Presentation on theme: "DGP Thursday Notes Punctuation and Capitalization."— Presentation transcript:
DGP Thursday Notes Punctuation and Capitalization
CAPITALIZATION 1.Capitalize proper nouns and proper adjectives 2.Capitalize the first word of each sentence.
SEMICOLON 1.Joins two clauses without a coordinating conjunction. He likes apples; she likes oranges. 2.Can be used in series with comma for clarity.
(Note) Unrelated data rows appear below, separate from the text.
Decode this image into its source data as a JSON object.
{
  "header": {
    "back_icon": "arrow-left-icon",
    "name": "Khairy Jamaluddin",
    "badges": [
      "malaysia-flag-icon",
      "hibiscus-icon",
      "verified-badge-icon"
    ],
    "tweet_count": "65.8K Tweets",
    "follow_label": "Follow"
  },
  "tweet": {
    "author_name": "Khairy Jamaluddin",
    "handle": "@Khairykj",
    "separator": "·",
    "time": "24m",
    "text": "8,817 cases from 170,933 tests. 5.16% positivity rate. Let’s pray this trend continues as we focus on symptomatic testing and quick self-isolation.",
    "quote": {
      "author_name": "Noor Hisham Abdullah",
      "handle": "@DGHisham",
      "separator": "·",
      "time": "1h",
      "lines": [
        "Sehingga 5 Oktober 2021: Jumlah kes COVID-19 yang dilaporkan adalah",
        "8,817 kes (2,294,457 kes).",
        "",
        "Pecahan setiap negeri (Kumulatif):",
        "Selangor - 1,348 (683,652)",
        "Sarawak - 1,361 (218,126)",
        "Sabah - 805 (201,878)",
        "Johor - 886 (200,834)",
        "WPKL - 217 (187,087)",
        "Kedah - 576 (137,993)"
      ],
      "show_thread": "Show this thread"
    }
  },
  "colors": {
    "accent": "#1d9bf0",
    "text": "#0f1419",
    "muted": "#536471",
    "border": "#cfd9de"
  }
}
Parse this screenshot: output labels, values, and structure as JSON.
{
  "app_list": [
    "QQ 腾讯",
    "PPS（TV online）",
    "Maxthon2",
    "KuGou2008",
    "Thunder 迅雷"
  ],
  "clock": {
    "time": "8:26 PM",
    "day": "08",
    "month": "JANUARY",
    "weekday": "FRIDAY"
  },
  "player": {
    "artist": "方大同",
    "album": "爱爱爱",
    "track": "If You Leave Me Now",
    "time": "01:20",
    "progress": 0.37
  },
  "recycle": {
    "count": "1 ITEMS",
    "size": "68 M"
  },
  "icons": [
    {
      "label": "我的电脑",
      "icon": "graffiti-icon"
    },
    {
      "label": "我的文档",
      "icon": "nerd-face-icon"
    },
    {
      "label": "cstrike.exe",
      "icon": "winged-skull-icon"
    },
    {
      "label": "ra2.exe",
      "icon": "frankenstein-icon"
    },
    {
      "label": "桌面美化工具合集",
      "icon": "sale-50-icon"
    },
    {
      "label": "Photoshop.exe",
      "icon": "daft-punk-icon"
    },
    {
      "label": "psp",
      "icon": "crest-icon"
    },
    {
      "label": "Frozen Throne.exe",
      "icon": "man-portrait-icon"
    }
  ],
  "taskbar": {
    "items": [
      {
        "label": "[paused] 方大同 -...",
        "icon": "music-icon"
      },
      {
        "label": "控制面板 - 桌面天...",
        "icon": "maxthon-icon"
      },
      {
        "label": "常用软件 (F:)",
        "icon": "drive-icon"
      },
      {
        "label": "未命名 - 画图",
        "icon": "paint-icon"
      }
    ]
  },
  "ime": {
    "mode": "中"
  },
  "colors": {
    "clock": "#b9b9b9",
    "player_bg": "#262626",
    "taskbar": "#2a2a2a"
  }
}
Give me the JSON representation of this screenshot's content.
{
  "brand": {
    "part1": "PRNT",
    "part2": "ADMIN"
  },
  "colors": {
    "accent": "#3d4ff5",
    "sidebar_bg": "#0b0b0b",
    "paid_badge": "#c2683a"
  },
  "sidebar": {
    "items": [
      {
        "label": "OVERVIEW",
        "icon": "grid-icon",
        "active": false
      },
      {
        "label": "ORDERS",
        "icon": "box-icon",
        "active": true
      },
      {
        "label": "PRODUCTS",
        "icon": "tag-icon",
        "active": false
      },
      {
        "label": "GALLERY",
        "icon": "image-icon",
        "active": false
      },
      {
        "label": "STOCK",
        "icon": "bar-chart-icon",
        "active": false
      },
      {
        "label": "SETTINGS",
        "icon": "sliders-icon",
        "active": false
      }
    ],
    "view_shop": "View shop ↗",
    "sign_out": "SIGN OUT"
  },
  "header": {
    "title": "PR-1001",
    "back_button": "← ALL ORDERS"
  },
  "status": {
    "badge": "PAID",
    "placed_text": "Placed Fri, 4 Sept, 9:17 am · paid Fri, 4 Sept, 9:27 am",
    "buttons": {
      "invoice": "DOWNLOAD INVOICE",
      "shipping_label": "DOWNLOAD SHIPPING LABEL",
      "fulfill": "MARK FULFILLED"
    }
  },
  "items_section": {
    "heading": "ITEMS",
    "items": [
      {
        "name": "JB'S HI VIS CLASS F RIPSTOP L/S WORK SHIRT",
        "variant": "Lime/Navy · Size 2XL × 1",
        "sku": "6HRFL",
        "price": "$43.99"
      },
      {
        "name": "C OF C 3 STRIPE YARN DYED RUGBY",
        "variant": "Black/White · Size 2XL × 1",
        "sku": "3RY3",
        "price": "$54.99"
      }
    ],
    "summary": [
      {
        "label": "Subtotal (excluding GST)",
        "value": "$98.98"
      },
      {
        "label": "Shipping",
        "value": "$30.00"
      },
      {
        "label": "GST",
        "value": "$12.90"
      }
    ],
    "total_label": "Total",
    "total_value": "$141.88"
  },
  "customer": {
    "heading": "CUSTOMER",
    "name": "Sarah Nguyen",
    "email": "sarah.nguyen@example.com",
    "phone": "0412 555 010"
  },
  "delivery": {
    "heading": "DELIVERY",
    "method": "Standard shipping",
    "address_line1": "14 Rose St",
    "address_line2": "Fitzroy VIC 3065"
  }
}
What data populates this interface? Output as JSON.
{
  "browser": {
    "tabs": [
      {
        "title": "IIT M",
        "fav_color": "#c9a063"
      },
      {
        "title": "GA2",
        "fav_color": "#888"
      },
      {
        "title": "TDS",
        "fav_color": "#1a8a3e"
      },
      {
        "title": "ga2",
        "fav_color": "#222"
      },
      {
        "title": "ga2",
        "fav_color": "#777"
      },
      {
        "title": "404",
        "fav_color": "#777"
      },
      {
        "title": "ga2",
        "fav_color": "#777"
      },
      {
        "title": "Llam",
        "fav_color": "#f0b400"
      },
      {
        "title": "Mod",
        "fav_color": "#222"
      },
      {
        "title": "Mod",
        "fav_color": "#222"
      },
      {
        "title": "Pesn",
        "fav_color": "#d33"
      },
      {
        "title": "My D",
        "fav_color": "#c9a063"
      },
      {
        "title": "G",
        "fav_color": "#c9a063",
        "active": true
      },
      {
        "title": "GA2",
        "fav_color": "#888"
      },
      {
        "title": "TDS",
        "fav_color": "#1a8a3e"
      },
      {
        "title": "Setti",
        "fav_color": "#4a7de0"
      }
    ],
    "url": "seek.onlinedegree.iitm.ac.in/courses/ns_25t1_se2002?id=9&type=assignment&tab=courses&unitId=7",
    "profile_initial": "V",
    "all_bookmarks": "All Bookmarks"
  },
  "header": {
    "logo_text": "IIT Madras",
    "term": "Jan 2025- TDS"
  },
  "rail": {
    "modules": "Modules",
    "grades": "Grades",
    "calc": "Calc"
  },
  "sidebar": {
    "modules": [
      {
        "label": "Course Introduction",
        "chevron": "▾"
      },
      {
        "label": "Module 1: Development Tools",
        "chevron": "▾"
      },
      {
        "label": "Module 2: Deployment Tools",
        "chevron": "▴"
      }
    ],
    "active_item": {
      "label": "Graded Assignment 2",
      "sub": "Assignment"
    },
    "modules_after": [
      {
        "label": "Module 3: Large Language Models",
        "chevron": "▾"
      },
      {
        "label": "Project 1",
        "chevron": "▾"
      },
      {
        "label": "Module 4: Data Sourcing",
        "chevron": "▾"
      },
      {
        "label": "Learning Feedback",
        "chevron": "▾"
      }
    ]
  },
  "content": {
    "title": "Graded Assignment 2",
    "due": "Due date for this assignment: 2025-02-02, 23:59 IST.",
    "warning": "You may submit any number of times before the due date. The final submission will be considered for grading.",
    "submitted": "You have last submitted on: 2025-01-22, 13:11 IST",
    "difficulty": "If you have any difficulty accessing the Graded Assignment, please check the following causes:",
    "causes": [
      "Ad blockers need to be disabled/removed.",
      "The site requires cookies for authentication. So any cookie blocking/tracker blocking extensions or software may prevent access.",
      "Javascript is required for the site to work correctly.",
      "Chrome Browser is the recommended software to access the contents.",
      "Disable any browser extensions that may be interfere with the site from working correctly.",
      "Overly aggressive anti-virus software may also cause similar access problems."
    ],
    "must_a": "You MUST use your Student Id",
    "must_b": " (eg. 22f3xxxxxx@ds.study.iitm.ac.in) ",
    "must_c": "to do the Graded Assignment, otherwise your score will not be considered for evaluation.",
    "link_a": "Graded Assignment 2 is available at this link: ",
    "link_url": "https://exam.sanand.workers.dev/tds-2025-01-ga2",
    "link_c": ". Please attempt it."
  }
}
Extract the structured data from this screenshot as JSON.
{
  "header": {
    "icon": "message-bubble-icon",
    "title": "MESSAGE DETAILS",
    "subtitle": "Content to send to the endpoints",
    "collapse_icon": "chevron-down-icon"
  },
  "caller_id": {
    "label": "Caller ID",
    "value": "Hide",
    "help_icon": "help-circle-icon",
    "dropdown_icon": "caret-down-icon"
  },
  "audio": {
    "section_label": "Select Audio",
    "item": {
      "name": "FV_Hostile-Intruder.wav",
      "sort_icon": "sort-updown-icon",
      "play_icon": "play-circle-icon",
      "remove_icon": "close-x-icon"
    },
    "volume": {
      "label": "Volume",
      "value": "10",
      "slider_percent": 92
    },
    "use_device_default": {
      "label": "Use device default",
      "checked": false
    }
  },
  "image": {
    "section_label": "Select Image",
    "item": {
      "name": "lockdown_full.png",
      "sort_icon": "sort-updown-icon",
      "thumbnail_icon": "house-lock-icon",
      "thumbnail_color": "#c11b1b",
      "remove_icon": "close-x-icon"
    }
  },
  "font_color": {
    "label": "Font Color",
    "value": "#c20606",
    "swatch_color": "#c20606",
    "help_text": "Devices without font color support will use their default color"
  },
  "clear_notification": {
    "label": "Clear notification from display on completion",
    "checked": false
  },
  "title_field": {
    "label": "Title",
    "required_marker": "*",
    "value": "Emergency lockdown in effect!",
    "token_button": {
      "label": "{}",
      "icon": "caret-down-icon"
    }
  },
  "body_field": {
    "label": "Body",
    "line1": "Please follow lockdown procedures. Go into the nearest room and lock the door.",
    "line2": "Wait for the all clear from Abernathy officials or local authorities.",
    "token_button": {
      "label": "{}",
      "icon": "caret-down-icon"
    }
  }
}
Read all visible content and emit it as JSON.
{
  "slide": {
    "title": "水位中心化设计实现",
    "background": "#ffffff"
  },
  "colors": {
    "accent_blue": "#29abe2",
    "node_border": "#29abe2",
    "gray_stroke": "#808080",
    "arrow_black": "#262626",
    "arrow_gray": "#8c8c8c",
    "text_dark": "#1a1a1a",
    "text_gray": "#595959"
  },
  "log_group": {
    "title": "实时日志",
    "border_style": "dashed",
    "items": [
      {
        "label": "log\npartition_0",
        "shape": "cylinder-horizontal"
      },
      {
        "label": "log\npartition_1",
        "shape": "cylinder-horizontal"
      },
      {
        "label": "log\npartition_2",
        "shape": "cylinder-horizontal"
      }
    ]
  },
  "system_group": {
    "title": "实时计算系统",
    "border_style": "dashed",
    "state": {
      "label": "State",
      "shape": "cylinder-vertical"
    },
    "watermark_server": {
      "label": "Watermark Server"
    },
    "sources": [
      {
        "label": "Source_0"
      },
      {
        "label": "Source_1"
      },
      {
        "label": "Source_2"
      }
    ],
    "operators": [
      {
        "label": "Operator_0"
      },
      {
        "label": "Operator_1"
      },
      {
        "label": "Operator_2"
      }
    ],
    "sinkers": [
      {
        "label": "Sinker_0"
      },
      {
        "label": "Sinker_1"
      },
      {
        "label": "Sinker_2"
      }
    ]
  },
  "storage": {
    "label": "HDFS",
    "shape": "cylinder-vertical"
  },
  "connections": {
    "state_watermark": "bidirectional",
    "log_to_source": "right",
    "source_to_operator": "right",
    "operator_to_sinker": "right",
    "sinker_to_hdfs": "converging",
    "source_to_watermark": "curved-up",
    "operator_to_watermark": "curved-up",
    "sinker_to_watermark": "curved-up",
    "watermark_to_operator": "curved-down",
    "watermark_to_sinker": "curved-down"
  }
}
We went to London, England; Paris, France; Madrid, Spain; and Rome, Italy.
APOSTROPHE 1.Us e apostrophes to make words possessive and to make contractions. 2.DO NOT use apostrophes to make words plural. 3.Possessive pronouns DO NOT use apostrophes. (hers, its, ours, yours, etc.) 4.Be sure you have a real word before your apostrophe: children’s toys, NOT childrens’ toys. 5.If the word is plural and ends in “s,” add apostrophe only: dogs’ owners. 6.Treat singular nouns ending in “s” just like any other singular noun: boss’s, Brutus’s.
UNDERLINING/ITALICISING 1.Underlining and italicizing are the same thing. 2.Underline or italicize titles of long things: newspapers, magazines, CDs, movies, novels, plays, musical compositions, etc. 3.Underline or italicize names of ships, planes, trains, and artwork. 4.Underline or italicize foreign expressions.
QUOTATION MARKS 1.Quote titles of short things; short stories, poems, songs, articles, episodes of TV shows, etc. 2.Quote dialogue and words copied from other sources. 3.Commas and periods that follow quoted words always go inside closing quotation marks. (I said, “Go home.”) 4.Colons and semicolons that follow quoted words always go outside closing quotation marks. (We’re “friends”; we don’t date.) 5.Use single quotations marks ONLY to enclose quotes within quotes. 6.Use double quotations marks in all other situations. (He’s a real “team player.”)
1. COMMAS Adverb dependent clause + Independent clause If it rains, we’ll go inside